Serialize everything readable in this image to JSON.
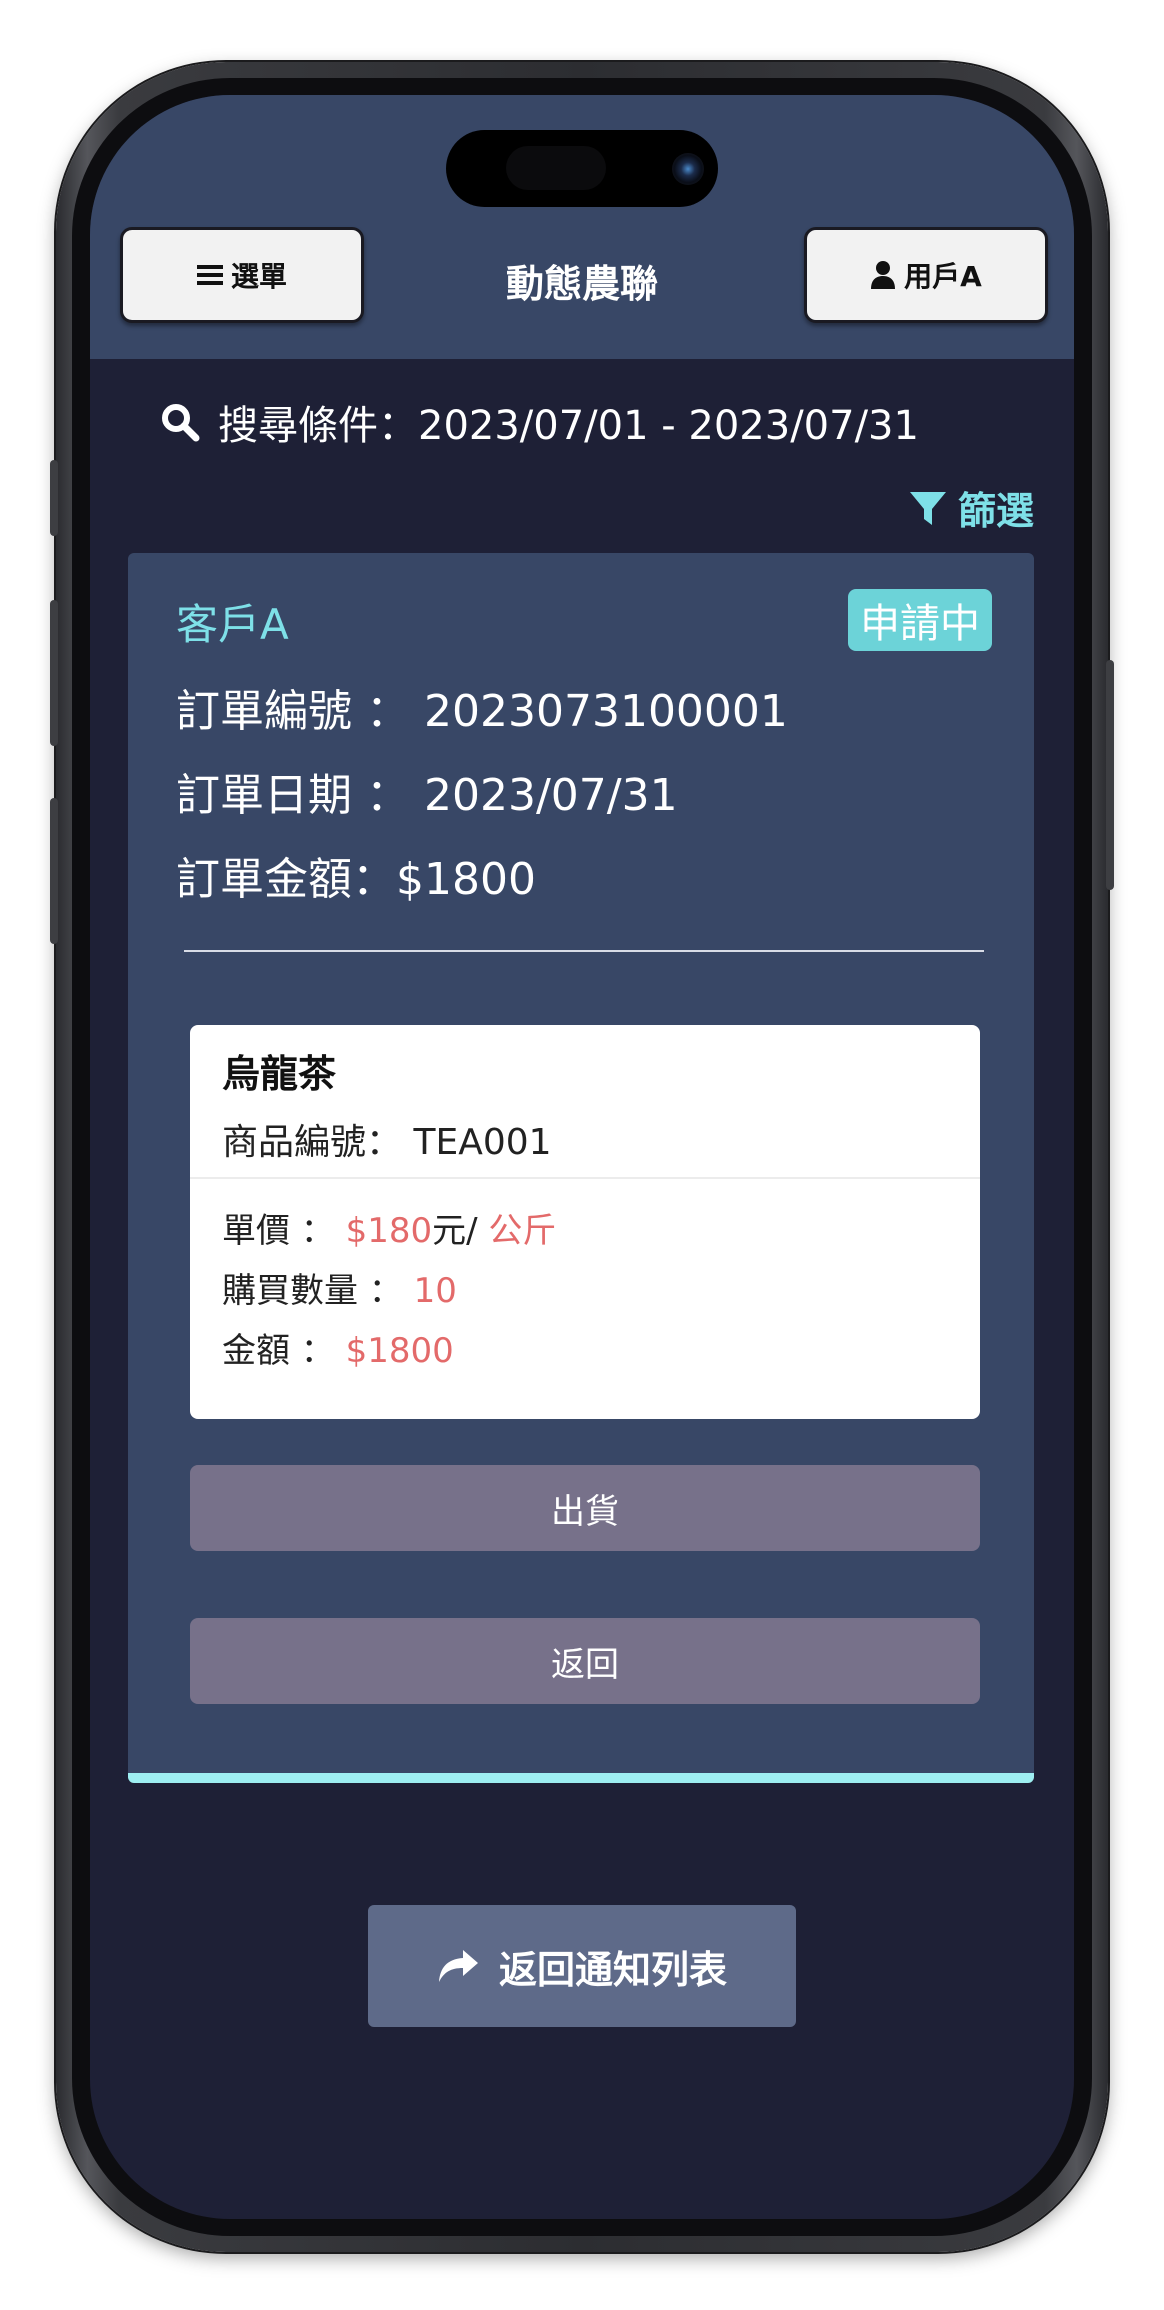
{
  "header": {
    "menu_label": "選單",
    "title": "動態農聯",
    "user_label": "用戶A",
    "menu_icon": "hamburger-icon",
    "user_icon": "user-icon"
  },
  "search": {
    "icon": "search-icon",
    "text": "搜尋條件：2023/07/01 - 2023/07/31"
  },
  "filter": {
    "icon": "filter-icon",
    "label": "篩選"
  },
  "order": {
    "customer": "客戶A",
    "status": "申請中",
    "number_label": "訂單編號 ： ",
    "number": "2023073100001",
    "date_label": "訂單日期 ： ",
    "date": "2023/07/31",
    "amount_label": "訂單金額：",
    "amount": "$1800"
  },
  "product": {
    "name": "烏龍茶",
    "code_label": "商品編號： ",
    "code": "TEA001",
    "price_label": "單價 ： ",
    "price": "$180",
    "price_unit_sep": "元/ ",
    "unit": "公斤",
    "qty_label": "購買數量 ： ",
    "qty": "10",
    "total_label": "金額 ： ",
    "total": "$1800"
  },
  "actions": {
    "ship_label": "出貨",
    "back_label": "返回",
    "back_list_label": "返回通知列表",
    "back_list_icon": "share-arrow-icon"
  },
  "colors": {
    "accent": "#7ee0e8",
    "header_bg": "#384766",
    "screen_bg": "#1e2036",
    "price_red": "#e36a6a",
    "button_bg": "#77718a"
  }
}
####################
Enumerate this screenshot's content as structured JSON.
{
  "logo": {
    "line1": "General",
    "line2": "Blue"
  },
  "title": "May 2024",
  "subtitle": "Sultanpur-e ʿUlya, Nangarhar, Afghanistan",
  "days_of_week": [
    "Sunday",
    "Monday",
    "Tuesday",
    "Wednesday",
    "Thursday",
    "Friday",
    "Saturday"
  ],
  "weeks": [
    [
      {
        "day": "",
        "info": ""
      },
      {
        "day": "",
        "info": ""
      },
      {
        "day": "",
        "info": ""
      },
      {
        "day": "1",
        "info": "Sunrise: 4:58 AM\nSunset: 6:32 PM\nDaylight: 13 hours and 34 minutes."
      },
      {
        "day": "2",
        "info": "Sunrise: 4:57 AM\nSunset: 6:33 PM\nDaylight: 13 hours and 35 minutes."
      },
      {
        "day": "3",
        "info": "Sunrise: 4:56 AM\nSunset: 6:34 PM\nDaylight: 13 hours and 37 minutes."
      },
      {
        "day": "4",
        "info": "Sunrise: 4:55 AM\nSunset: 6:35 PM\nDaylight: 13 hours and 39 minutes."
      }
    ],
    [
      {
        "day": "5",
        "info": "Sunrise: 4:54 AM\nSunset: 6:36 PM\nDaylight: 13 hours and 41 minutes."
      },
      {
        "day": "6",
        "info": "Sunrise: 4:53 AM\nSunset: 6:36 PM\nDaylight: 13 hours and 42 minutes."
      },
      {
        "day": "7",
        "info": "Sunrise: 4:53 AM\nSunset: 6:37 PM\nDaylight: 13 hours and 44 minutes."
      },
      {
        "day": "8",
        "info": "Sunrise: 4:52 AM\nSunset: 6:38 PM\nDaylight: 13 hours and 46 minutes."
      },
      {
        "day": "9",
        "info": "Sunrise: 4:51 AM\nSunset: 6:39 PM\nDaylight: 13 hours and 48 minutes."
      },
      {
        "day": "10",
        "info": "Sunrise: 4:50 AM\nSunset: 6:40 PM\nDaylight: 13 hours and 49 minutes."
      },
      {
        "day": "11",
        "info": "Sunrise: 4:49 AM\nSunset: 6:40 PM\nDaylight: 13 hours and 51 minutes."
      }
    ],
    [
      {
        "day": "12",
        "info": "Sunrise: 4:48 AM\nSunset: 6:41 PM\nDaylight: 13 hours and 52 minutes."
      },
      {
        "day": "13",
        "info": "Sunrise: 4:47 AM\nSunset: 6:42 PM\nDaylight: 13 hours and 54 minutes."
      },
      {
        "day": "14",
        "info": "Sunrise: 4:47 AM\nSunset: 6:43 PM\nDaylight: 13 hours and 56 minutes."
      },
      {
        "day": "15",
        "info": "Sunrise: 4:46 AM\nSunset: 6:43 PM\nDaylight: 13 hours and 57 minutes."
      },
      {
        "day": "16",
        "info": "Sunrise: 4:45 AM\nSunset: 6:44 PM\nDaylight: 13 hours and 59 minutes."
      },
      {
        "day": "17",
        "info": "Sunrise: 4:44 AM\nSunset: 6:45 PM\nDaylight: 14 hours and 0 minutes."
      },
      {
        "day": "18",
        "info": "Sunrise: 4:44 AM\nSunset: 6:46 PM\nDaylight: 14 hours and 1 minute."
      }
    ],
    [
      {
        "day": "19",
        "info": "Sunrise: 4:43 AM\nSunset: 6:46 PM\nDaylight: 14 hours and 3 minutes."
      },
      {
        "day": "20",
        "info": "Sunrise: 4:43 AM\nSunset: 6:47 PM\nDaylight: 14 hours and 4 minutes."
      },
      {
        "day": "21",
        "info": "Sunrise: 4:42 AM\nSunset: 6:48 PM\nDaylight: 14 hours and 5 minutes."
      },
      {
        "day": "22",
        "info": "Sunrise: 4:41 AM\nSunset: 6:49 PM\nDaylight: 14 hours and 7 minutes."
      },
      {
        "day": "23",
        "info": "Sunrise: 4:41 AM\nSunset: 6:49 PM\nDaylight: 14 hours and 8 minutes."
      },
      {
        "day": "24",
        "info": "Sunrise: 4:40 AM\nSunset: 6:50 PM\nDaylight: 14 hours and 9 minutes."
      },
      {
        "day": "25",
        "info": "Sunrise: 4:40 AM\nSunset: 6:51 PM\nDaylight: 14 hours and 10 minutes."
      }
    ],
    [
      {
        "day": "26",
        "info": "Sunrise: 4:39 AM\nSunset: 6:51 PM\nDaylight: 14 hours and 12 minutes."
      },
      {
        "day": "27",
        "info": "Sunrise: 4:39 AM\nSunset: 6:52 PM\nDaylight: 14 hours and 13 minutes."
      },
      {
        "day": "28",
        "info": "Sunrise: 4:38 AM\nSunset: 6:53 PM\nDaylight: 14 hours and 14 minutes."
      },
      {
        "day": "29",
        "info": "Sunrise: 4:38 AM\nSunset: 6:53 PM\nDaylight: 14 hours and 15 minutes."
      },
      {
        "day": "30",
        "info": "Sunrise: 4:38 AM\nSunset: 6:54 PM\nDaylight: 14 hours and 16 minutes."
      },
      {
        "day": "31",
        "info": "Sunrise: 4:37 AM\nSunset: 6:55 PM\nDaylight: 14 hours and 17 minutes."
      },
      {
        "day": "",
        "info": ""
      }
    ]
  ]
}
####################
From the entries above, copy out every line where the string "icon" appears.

* _COMPLETED EXERCISE_:
    "menu_icon": "hamburger-icon",
    "user_icon": "user-icon"
    "icon": "search-icon",
    "icon": "filter-icon",
    "back_list_icon": "share-arrow-icon"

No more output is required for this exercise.